On 12.4.2017, initiated by civil society, a light aircraft took off over the central Mediterranean, over the world’s most deadly border. Against the mass dying at sea. The supporters are in agreement: ‘Safe passage. Now!’ The dying of thousands could be stopped tomorrow, if people could use a plane or a ferry to come to Europe. This is an entirely political decision that those responsible in the EU and its member states refuse to make. The sea is used as a deadly moat. No technology or military operation is considered too expensive for this. Neither are refoulements and confinements in camps in North Africa. No deal is considered too dirty. With boats and a plane we are taking a stand against the normalisation of death and suffering, whenever necessary, throughout the entire summer in order to see and to? rescue. In a zone with no rights. For a Europe of welcome.
These sentences briefly and concisely make the point of why Sea Watch and the Humanitarian Pilots Initiative (HPI), with the support of other organisations, started a civil air reconnaissance mission at Europe’s deadliest maritime border. “On Easter Sunday more than 100 refugees on a sinking dinghy could be rescued at the last moment, after having been discovered by a reconnaissance air plane far away from any rescue vessel .…” In the very first days of its deployment the ‘Moonbird’ – which is the name of the light aircraft – fulfilled its promise “to see and to rescue”!

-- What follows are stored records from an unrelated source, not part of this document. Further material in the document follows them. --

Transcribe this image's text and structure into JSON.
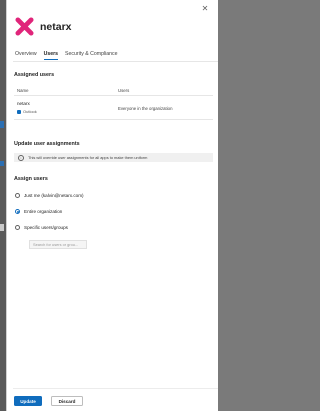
{
  "brand": {
    "name": "netarx",
    "accent": "#e0257a"
  },
  "tabs": [
    {
      "label": "Overview",
      "active": false
    },
    {
      "label": "Users",
      "active": true
    },
    {
      "label": "Security & Compliance",
      "active": false
    }
  ],
  "assigned_users": {
    "heading": "Assigned users",
    "columns": [
      "Name",
      "Users"
    ],
    "rows": [
      {
        "name": "netarx",
        "app": "Outlook",
        "users": "Everyone in the organization"
      }
    ]
  },
  "update_assignments": {
    "heading": "Update user assignments",
    "notice": "This will override user assignments for all apps to make them uniform"
  },
  "assign_users": {
    "heading": "Assign users",
    "options": [
      {
        "label": "Just me (kalvin@netarx.com)",
        "selected": false
      },
      {
        "label": "Entire organization",
        "selected": true
      },
      {
        "label": "Specific users/groups",
        "selected": false
      }
    ],
    "search_placeholder": "Search for users or grou..."
  },
  "footer": {
    "update_label": "Update",
    "discard_label": "Discard"
  },
  "colors": {
    "primary": "#0f6cbd",
    "text": "#242424",
    "backdrop": "#6b6b6b"
  }
}
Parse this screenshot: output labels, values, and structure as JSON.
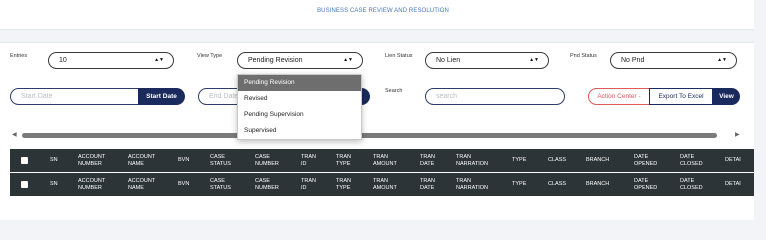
{
  "banner": "BUSINESS CASE REVIEW AND RESOLUTION",
  "filters": {
    "entries_label": "Entries",
    "entries_value": "10",
    "view_type_label": "View Type",
    "view_type_value": "Pending Revision",
    "lien_status_label": "Lien Status",
    "lien_status_value": "No Lien",
    "pnd_status_label": "Pnd Status",
    "pnd_status_value": "No Pnd",
    "start_date_placeholder": "Start Date",
    "start_date_button": "Start Date",
    "end_date_placeholder": "End Date",
    "search_label": "Search",
    "search_placeholder": "search",
    "action_center_label": "Action Center",
    "export_label": "Export To Excel",
    "view_label": "View"
  },
  "view_type_options": [
    "Pending Revision",
    "Revised",
    "Pending Supervision",
    "Supervised"
  ],
  "table": {
    "columns": [
      "SN",
      "ACCOUNT NUMBER",
      "ACCOUNT NAME",
      "BVN",
      "CASE STATUS",
      "CASE NUMBER",
      "TRAN ID",
      "TRAN TYPE",
      "TRAN AMOUNT",
      "TRAN DATE",
      "TRAN NARRATION",
      "TYPE",
      "CLASS",
      "BRANCH",
      "DATE OPENED",
      "DATE CLOSED",
      "DETAI"
    ]
  },
  "colors": {
    "navy": "#1b2a5e",
    "header_bg": "#2d3437",
    "banner_text": "#4a78b9",
    "action_red": "#e05a5a"
  },
  "icons": {
    "scroll_left": "triangle-left",
    "scroll_right": "triangle-right",
    "dropdown_caret": "updown-caret"
  }
}
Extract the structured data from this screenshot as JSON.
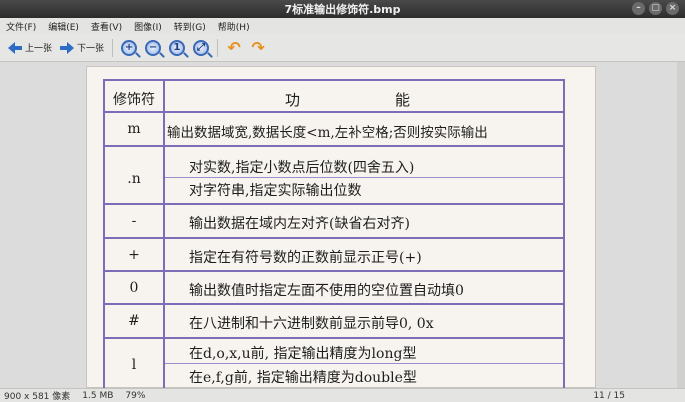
{
  "window": {
    "title": "7标准输出修饰符.bmp",
    "controls": [
      "–",
      "▢",
      "×"
    ]
  },
  "menu": [
    "文件(F)",
    "编辑(E)",
    "查看(V)",
    "图像(I)",
    "转到(G)",
    "帮助(H)"
  ],
  "toolbar": {
    "prev_label": "上一张",
    "next_label": "下一张",
    "zoom_in": "+",
    "zoom_out": "−",
    "zoom_fit": "1",
    "zoom_best": "⤢"
  },
  "table": {
    "header": {
      "symbol": "修饰符",
      "func_a": "功",
      "func_b": "能"
    },
    "rows": [
      {
        "symbol": "m",
        "lines": [
          "输出数据域宽,数据长度<m,左补空格;否则按实际输出"
        ]
      },
      {
        "symbol": ".n",
        "lines": [
          "对实数,指定小数点后位数(四舍五入)",
          "对字符串,指定实际输出位数"
        ]
      },
      {
        "symbol": "-",
        "lines": [
          "输出数据在域内左对齐(缺省右对齐)"
        ]
      },
      {
        "symbol": "+",
        "lines": [
          "指定在有符号数的正数前显示正号(+)"
        ]
      },
      {
        "symbol": "0",
        "lines": [
          "输出数值时指定左面不使用的空位置自动填0"
        ]
      },
      {
        "symbol": "#",
        "lines": [
          "在八进制和十六进制数前显示前导0, 0x"
        ]
      },
      {
        "symbol": "l",
        "lines": [
          "在d,o,x,u前, 指定输出精度为long型",
          "在e,f,g前, 指定输出精度为double型"
        ]
      }
    ]
  },
  "status": {
    "dimensions": "900 x 581 像素",
    "size": "1.5 MB",
    "zoom": "79%",
    "page": "11 / 15"
  }
}
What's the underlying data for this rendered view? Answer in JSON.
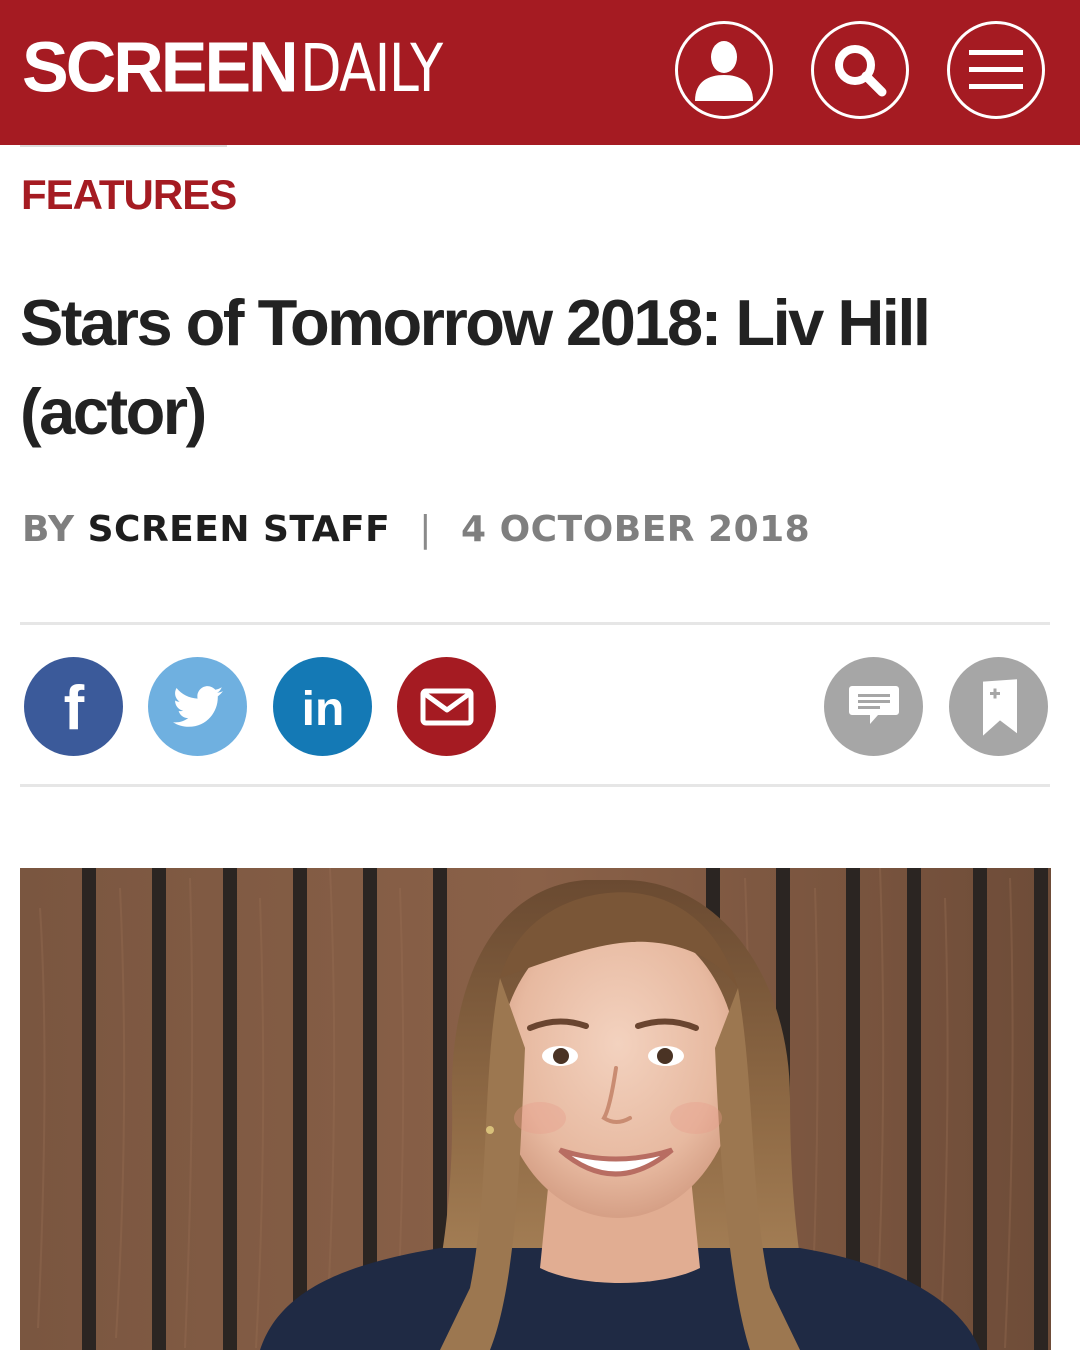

Over the Easter weekend of 2017 one of the largest sea rescue operations in the central Mediterranean of the last few years took place: within three days at least 8,360 people were rescued at sea. Under the heading ‘A deadly rescue vacuum’ the project WatchTheMed Alarm Phone documented “how Europe uses death in the Mediterranean as a deterrent and simultaneously criminalizes civil sea rescue forces”, see https://alarmphone.org/de/2017/04/21/ein-todliches-rettungsvakuum/
The brutality and cynicism can hardly be outdone: The EU officials and EU member states are responsible for barring all the legal ways for refugees to get to Europe, thus forcing them to take the lethal route across the Mediterranean. Then they deliberately reduce the number of rescue vessels in the hope that the masses dying in the Mediterranean will serve as a deterrent. It is only thanks to the tireless dedication of numerous sea rescue NGOs and activists, that at Easter many hundreds of people did not drown again. “Yet despite their numerous life-saving operations several NGOs and activists have in recent months become victim of a despicable defamation campaign. Frontex, as well as several EU politicians and Italian public prosecutors, not only accused them of cooperating with Libyan traffickers and being involved in criminal activities, but also said that they themselves were making the crossings of the Mediterranean even more dangerous and deadly. These outrageous and cynical accusations follow the absurd logic that the death of refugees at high sea could have a deterring effect on other refugees and could thus prevent future crossings. In this way they try to discredit the indispensable work of the sea rescue NGOs and to force them to withdraw from the death zone in the central Mediterranean.”
As much as the coming months will be about defending and expanding civil sea rescue at the EU’s external borders, it remains as urgent to stop the deportation offensive here at home, or at least to disrupt the working of the system as much as possible. In many places, the building and expanding of protective structures is a subject. In addition to the church asylums – in the first place against the ‘Dublin pushbacks’ – the first initiatives for a ‘civil asylum’ are now starting, to counteract charter deportations to Afghanistan with a strengthened political and practical resistance. In connection with this more and more groups are discussing concepts of the ‘Solidarity City’: no deportations, no controls (‘Don’t Ask Don’t Tell’), free access to education and social benefits (‘Access without Fear’) are three guide lines having been developed from the Sanctuary Cities in the USA and the Solidarity Cities in Canada. Considering the different circumstances oversees, much cannot be adopted here, but the experiences are valuable and incite us to probe and try to expand our local communal elbow room. A Medico Symposium on the same subject (on 8 and 9.6. in Frankfurt, see below) will offer another place for debating and networking. And all these initiatives and visions of the Solidarity City will finally also be put on the agenda of the upcoming ‘Great September Mobilisation’!
Finally – as already mentioned in the last Kompass – numerous groups and networks have made appointments for joint action days. On 2.9. they will start locally, on 16.9., one week before the German federal elections, the activities will lead to one large antiracist parade in the capital. At the latest at the German Evangelical Congress at the end of May in Berlin, where flight and migration are a central theme, the mobilisation will start with first materials; in June and July (see our calendar) there will be many further occasions to get to know the new campaign of ‘Get Together’ and to get involved. In this sense also from us: ‘We’ll come United’.
The Kompass Crew
P.S. as to us: we are still urgently looking for more people to help us to quickly translate this Newsletter into English and French.